At the start of December, a Lakeside Heritage Society volunteer combing through our library collection stumbled across a small storage bag containing an aged, leather-bound book and a typewritten note. Donated to LHS in the 1980s, the book "Experience and Gospel Labours of the Rev. Benjamin Abbott" had clearly been handed down for many years before finding its way into the Archives.
The Donation Note, which has been included below, offered an incredible overview of the book's heritage. Based on the copyright date, this book is the oldest artifact found in the LHS Archives - printed more than 220 years ago!
For reference, here are a few other events that were happening in 1791, the year "Experience and Gospel Labours of the Rev. Benjamin Abbott" printed:
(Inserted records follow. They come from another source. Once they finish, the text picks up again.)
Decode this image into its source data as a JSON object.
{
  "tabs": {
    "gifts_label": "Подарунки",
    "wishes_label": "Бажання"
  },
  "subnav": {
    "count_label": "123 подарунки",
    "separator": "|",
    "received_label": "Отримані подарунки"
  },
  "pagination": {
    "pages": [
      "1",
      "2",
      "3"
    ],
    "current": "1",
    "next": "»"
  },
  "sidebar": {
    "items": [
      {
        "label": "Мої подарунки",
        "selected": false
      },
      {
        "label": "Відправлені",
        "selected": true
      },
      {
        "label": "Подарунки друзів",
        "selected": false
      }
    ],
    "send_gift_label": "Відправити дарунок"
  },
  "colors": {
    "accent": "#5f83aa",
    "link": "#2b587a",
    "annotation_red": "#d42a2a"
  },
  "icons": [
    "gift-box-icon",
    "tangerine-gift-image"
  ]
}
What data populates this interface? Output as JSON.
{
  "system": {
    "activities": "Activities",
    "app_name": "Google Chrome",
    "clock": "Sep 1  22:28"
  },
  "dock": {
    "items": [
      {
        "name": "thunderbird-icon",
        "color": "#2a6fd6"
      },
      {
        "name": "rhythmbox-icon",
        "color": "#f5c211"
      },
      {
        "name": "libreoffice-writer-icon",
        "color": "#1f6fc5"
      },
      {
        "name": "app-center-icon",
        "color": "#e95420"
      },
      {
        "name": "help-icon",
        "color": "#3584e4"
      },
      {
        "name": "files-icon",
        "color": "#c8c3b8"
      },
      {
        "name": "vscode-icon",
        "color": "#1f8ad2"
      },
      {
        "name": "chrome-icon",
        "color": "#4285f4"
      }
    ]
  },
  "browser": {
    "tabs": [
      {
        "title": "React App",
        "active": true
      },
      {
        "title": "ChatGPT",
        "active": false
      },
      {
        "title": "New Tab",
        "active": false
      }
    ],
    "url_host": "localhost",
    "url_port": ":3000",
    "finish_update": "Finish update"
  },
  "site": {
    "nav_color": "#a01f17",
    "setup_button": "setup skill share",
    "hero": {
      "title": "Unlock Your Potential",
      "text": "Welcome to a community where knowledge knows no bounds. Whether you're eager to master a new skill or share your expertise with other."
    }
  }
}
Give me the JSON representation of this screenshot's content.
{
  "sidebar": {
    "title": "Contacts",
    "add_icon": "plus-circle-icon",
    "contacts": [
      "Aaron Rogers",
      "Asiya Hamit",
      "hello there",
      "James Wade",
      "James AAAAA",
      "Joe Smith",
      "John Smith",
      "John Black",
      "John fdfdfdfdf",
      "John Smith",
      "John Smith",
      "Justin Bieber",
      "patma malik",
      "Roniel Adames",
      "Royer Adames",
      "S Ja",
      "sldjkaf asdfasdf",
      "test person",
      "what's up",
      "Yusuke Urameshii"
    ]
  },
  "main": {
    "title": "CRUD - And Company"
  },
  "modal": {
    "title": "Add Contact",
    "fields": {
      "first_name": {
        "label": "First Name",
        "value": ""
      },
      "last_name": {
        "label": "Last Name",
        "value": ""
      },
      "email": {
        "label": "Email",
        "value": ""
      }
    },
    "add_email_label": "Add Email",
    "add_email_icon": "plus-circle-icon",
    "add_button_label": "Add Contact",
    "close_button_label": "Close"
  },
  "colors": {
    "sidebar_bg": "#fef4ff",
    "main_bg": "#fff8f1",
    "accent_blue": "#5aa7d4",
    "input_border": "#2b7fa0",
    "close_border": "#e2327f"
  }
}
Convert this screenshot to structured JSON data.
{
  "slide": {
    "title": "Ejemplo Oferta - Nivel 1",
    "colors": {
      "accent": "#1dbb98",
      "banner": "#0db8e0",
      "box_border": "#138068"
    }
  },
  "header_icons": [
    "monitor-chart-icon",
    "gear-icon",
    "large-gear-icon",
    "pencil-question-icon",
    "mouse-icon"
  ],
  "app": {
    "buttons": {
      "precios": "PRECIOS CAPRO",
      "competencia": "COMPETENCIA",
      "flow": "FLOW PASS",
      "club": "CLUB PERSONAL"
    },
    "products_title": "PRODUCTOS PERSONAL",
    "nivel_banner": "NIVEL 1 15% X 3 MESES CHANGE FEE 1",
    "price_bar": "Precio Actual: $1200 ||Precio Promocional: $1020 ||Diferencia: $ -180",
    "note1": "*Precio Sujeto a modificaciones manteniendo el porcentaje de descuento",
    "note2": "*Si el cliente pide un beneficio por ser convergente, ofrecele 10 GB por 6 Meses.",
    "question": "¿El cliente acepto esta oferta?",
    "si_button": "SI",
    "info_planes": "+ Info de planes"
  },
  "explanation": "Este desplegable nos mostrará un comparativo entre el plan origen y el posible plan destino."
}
-Premiere of Mozart's "The Magic Flute"
-Ratification of the U.S. Bill of Rights
-Start of the Haitian Revolution
-The Bank of the U.S. is incorporated in Philadelphia
-Thomas Paine's "Rights of Man" is published
-First steamboat patent approved for John Fitch & James Rumsey
-First French Constitution
"The Experience and Gospel Labours of the Rev. Benjamin Abbott
by John Ffirth
Book was found in the attic of a cottage by John Gdovicak who gave it to John Wonnell for Heritage Hall. It was owned by Elizabeth Bingman, given Apr. 1 1895 to John Bingman (in one place spelled Bingham).
Originally bound in leather, it was mended with a piece of homespun flannel from a skirt worn by the sister of Oliver Cromwell who lived 1599-1659.
Rev. Abbott was born in 1732. His parents both died, and he was apprenticed to a hatter in Philadelphia, and "soon fell into bad company." At age 40 he was converted and began to preach locally.
He joined the Methodists as an itinerant preacher. This was a dangerous thing to do, for the Methodists were persecuted as Tories. He was ordained deacon in 1790, an elder in 1793. His last appointment was in Cecil and Kent Counties, Maryland. He became ill and returned home in May, 1795 and died in 1796.
He had kept a diary, and started to write his experiences. He gave the manuscript to John Ffirth, who added a narrative of Rev. Abbott's life, and closed with a letter by Hugh Smith.
It is difficult to read, because the letter "f" is used instead of "s".
It would be interested to know of the connection of the Bingmans (or Binghams) to Lakeside."